Tuesday, July 22, 2008

Old Advice, Mostly Useful

Recently, I've been bombarded with information about how wasteful, indebted, and damaging our culture is. On the flip side, I've also seen a lot on people who are trying to do their part to change that, to help Americans see that they can live frugally and happily without buying into consumer culture. Are people waking up and realizing that buying tons of stuff isn't so good?

This weekend, Lance's mom brought out an old book (possibly from 1889 or 1892, but certainly from before 1908) called The Every-Day Cook-Book by Miss E. Neill. It's a neat volume, with interesting recipes and home health remedies, as well as sound advice. Take this passage, for example, listed under "ITEMS WORTH REMEMBERING":
Pictures are both for use and ornament. They serve to recall pleasant memories and scenes; they harmonize with the furnishing of the rooms. If they serve neither of these purposes they are worse than useless; they only help fill space which would look better empty, or gather dust and make work to keep them clean.

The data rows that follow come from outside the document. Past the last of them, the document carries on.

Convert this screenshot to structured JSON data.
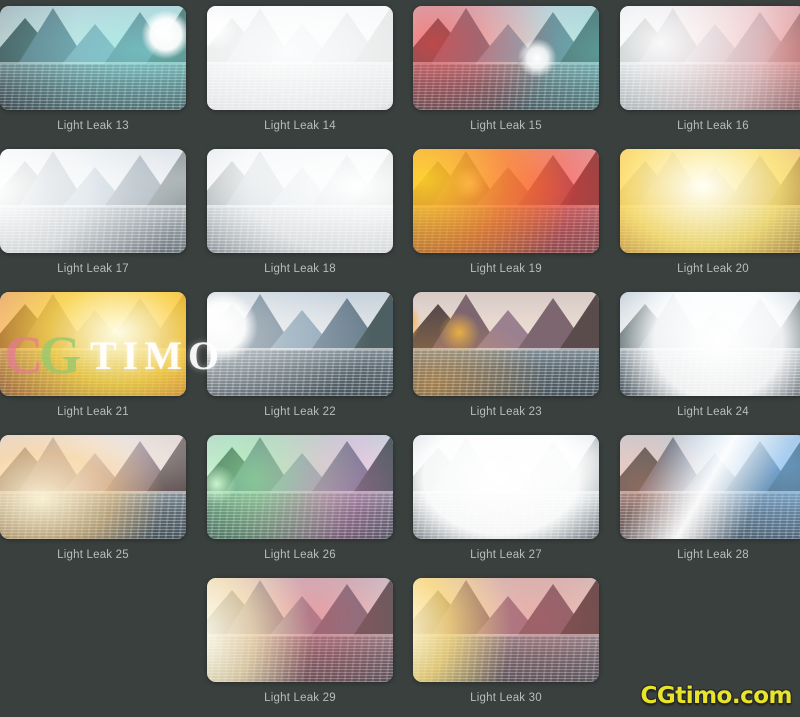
{
  "page": {
    "background_color": "#3a403e",
    "label_color": "#b9bdbc",
    "columns": 4,
    "thumb_width": 186,
    "thumb_height": 104
  },
  "watermarks": {
    "overlay": {
      "part1": "C",
      "part2": "G",
      "part3": "TIMO"
    },
    "corner": "CGtimo.com",
    "corner_color": "#e9e42a"
  },
  "items": [
    {
      "label": "Light Leak 13",
      "col": 0,
      "row": 0,
      "leak": "teal-right",
      "sky": "pastel"
    },
    {
      "label": "Light Leak 14",
      "col": 1,
      "row": 0,
      "leak": "white-wash",
      "sky": "pastel"
    },
    {
      "label": "Light Leak 15",
      "col": 2,
      "row": 0,
      "leak": "red-cyan",
      "sky": "pastel"
    },
    {
      "label": "Light Leak 16",
      "col": 3,
      "row": 0,
      "leak": "red-white",
      "sky": "pastel"
    },
    {
      "label": "Light Leak 17",
      "col": 0,
      "row": 1,
      "leak": "soft-white-left",
      "sky": "pastel"
    },
    {
      "label": "Light Leak 18",
      "col": 1,
      "row": 1,
      "leak": "white-right-glow",
      "sky": "pastel"
    },
    {
      "label": "Light Leak 19",
      "col": 2,
      "row": 1,
      "leak": "orange-red",
      "sky": "warm"
    },
    {
      "label": "Light Leak 20",
      "col": 3,
      "row": 1,
      "leak": "orange-sun",
      "sky": "warm"
    },
    {
      "label": "Light Leak 21",
      "col": 0,
      "row": 2,
      "leak": "orange-sunset",
      "sky": "warm"
    },
    {
      "label": "Light Leak 22",
      "col": 1,
      "row": 2,
      "leak": "white-left-big",
      "sky": "pastel"
    },
    {
      "label": "Light Leak 23",
      "col": 2,
      "row": 2,
      "leak": "orange-left",
      "sky": "warm"
    },
    {
      "label": "Light Leak 24",
      "col": 3,
      "row": 2,
      "leak": "white-center",
      "sky": "pastel"
    },
    {
      "label": "Light Leak 25",
      "col": 0,
      "row": 3,
      "leak": "warm-center-low",
      "sky": "warm"
    },
    {
      "label": "Light Leak 26",
      "col": 1,
      "row": 3,
      "leak": "green-magenta",
      "sky": "pastel"
    },
    {
      "label": "Light Leak 27",
      "col": 2,
      "row": 3,
      "leak": "white-blob",
      "sky": "pastel"
    },
    {
      "label": "Light Leak 28",
      "col": 3,
      "row": 3,
      "leak": "blue-streak",
      "sky": "pastel"
    },
    {
      "label": "Light Leak 29",
      "col": 1,
      "row": 4,
      "leak": "red-left-white",
      "sky": "pastel"
    },
    {
      "label": "Light Leak 30",
      "col": 2,
      "row": 4,
      "leak": "gold-left",
      "sky": "warm"
    }
  ]
}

A room filled with quantities of trifling ornaments has the look of a bazar [sic] and displays neither good taste nor good sense. Artistic excellence aims to have all the furnishings of a high order of workmanship combined with simplicity, while good sense understands the folly of dusting a lot of rubbish.

A poor book had best be burned to give place to a better, or even to an empty shelf, for fire destroys its poison, and puts it out of the way of doing harm.

Better economize in purchasing of furniture or carpets than scrimp in buying good books or papers.

Our sitting-rooms need never be empty of guests or our libraries of society if the company of good books is admitted to them.
I love the last bit about books. But the part that caught my eye was the emphasis on not having things if they serve no purpose. And not cluttering up the home with "trifling ornaments". I've been on a quest for some time to shed some of my more useless belongings, so Neill's words resonate across a century. Good sense is good sense, no matter the time I suppose.

I'll talk about The Every-Day Cook-Book more because it contains some gems of good sense, and some passages that are mildly amusing as relics from a time gone by. It's also a book repair project for me, since the volume I have is falling apart. I have plans to read it all, though, and maybe find someway to make an academic paper out of it...and try a few of the recipes.

2 comments:

bockstark.knits said...

Sounds like a great book! I suffer from too much clutter and have to learn to let go! If only knitting and spinning didn't take up so much of my time! :)

Kerry said...

*gasp* Burn a book?? Never. Give it to a library, donate it the the hospital auxillary for raising funds, give it to a battered women's shelter. Burn it?? Though a book may not be to my taste, it may very well have inspiration for another. I think of all the Nag Hammadi library that was lost. Burn a book? I shudder.